§ Task directions: Work out how many lines in the following entries contain the string "title", and write only that number.

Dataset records
• • • •
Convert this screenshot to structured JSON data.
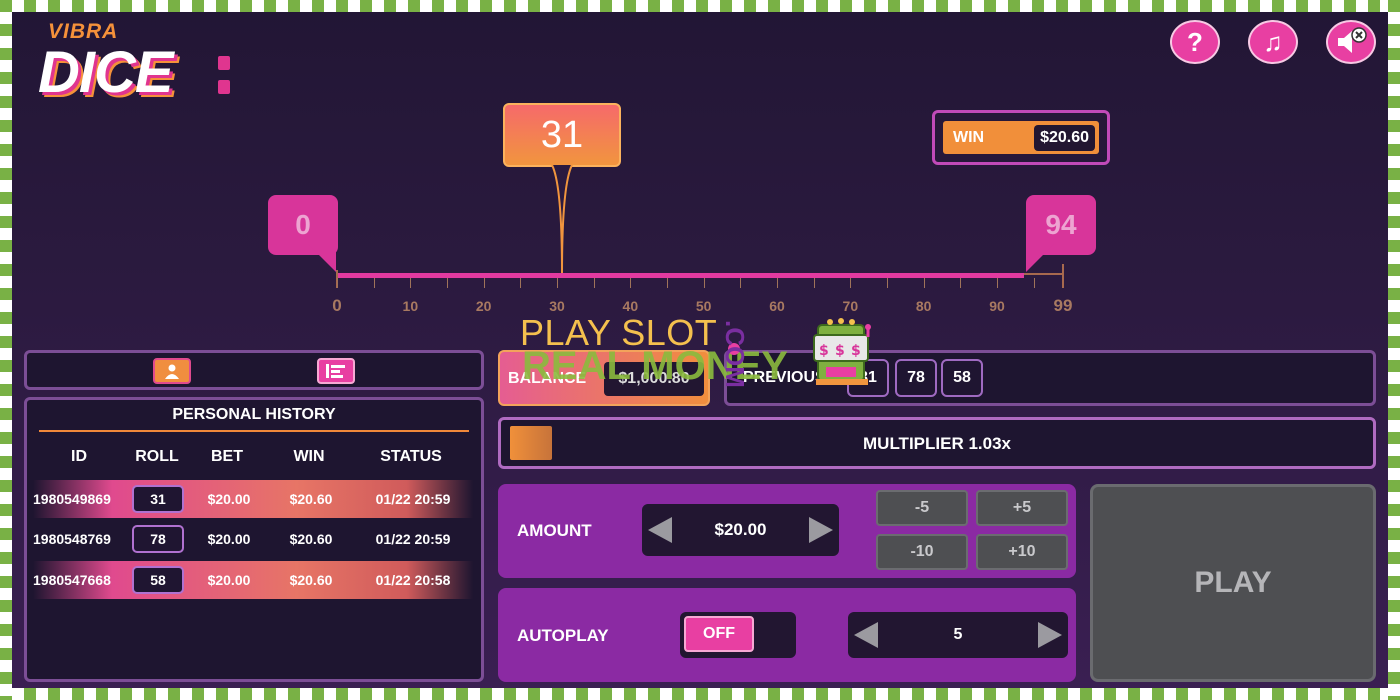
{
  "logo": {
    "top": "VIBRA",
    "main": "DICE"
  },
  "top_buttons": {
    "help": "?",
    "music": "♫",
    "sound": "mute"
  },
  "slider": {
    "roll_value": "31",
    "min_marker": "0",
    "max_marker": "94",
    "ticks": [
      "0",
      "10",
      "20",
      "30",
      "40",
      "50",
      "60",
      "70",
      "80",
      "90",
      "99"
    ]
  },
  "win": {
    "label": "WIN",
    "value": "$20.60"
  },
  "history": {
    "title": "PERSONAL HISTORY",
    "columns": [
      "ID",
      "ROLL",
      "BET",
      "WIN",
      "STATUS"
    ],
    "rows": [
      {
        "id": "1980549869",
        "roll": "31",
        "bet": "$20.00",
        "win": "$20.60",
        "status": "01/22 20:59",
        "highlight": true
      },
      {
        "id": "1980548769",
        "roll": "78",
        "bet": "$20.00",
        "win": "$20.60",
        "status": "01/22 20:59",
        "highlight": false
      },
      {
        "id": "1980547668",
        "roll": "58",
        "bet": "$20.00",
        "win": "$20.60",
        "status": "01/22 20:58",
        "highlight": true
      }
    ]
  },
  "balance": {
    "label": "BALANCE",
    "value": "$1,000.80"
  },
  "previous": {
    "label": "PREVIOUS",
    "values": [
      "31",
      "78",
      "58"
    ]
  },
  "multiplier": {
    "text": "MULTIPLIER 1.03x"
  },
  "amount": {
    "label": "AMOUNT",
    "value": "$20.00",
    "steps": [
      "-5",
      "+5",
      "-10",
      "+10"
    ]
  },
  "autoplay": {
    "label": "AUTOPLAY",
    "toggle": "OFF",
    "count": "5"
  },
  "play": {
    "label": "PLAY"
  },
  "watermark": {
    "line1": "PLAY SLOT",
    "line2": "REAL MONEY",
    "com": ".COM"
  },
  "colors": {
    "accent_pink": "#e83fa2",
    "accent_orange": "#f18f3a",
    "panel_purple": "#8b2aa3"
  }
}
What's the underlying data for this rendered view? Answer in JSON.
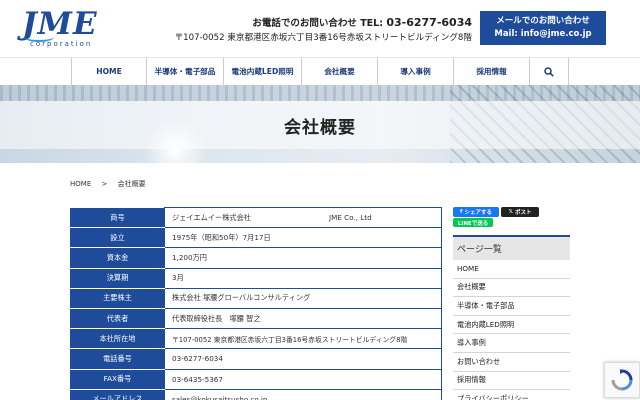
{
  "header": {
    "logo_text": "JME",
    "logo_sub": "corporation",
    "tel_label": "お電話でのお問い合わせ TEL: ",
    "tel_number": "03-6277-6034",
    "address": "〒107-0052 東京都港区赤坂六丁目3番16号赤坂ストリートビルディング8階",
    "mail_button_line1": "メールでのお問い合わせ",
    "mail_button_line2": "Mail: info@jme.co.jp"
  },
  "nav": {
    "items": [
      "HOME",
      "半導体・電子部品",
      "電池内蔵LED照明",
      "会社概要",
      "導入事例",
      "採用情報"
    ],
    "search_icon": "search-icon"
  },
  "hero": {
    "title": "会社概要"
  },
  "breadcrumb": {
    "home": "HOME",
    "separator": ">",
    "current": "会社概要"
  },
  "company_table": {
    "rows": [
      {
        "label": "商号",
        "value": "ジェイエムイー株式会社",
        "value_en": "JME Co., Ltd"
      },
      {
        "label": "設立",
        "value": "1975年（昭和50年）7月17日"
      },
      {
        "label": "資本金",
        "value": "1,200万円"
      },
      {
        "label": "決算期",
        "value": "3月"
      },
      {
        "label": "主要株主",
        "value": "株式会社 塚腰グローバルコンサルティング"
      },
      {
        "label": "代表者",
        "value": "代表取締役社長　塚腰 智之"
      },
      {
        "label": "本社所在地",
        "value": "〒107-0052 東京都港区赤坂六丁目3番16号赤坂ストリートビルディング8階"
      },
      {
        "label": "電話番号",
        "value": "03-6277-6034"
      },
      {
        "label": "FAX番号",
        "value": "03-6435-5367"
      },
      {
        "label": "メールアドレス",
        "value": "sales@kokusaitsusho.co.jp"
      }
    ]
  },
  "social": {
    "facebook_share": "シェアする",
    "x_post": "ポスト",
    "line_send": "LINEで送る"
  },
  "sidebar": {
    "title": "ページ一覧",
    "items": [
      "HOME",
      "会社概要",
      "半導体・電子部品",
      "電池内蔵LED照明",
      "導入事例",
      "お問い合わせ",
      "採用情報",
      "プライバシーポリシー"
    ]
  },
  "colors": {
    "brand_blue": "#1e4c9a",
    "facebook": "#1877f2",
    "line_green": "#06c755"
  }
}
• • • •
§ Solution to the exercise: 3